I just finished reading Stephen King’s “On Writing” and I’m having second thoughts on pursuing anything related to writing. Although the book was inspiring, I found it to be somewhat depressing, especially King’s thoughts on improving as a writer. He mentions the possibility of becoming a better writer, but rejects the notion that anyone can become a good writer, even with lots of practice.
What do you guys think about this? Does it really come down to natural talent?
I’ll answer the question with a “no”, but I’ll add the caveat that I think that there’s a problem with the word “talent”, as well as with the word “great”.
What is a great writer? Where’s the bar? It’s kind of a meaningless distinction. If by “great” we mean a huge seller like King or Rowling, eternal popular success like Tolkien, or eternal literary respect like Shakespeare, it’s probably not even worth having the conversation; these writers’ careers are all combinations of ability and luck that don’t really translate into success for the rest of us.
But if by “great” we mean successful, then it’s really all about goals, isn’t it? It might be worth spending more time considering what our goals are–and revisiting the question from time to time as well, because your goals might change over time–than it is considering what “great” might mean.
As for “talent”, I hate to bring up the old cliche, but it’s funny how the more you practice, the more talented you get.
Talent is such an indistinct concept, and so many things feed into it: the stuff you read, the stuff you write, the things that happen to you in your life, the things you do in your life, the people around you, the way you think about things… all of these affect your writing. Are they, taken as a whole, “talent”? What do we mean by “talent”, and if it exists, is it more important than all those other things?
It’s probably a lot more useful to take the time we would spend discussing and thinking about the things we lack as writers, and use it to read, or write, or do anything that will actually help us improve as writers.

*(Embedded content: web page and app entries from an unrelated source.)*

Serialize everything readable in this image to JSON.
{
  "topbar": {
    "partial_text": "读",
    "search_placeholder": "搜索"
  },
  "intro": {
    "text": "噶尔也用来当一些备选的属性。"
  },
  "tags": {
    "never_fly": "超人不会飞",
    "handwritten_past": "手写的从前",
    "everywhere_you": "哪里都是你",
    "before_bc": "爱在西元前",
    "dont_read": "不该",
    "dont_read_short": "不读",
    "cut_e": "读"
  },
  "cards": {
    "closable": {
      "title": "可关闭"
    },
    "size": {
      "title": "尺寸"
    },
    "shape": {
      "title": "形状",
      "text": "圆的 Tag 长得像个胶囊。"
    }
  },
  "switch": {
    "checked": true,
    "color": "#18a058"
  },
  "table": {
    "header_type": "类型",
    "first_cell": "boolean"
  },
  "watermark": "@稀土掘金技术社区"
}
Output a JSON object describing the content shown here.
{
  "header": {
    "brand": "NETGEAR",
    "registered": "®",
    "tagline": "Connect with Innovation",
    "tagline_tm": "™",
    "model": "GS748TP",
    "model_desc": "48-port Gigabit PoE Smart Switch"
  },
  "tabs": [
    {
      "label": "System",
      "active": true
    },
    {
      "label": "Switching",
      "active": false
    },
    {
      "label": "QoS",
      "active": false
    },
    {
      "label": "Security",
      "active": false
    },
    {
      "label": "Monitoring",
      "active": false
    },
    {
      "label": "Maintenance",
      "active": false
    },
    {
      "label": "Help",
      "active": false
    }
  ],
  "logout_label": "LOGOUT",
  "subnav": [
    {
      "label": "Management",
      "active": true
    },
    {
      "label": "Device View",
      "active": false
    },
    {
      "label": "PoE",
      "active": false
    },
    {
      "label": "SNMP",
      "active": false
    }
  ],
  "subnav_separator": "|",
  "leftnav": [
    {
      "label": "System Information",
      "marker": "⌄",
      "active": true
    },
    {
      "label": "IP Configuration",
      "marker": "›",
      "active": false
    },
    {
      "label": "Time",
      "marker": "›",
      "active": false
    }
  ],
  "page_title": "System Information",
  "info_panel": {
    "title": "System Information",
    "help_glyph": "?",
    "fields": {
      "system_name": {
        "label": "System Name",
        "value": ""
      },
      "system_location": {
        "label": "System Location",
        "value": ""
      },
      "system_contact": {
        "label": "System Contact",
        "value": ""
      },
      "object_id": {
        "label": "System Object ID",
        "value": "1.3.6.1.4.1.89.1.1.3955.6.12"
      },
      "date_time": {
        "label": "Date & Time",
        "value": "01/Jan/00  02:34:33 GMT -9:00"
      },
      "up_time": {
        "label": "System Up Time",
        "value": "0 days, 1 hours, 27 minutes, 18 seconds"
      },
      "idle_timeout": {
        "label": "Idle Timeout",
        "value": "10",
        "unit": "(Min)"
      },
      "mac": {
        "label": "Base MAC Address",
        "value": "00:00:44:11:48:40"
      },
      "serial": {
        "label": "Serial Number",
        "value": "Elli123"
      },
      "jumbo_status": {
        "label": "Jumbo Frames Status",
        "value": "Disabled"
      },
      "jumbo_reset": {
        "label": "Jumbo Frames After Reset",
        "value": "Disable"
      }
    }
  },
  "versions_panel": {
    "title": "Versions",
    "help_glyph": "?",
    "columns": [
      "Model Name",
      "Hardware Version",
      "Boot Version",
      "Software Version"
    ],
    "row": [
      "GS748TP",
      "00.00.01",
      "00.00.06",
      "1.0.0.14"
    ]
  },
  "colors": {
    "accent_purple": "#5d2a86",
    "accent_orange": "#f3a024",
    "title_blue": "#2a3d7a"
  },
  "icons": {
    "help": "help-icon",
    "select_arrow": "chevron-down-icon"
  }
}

We don’t want to find excuses for why we can’t write well enough; let’s use our energy to write better instead.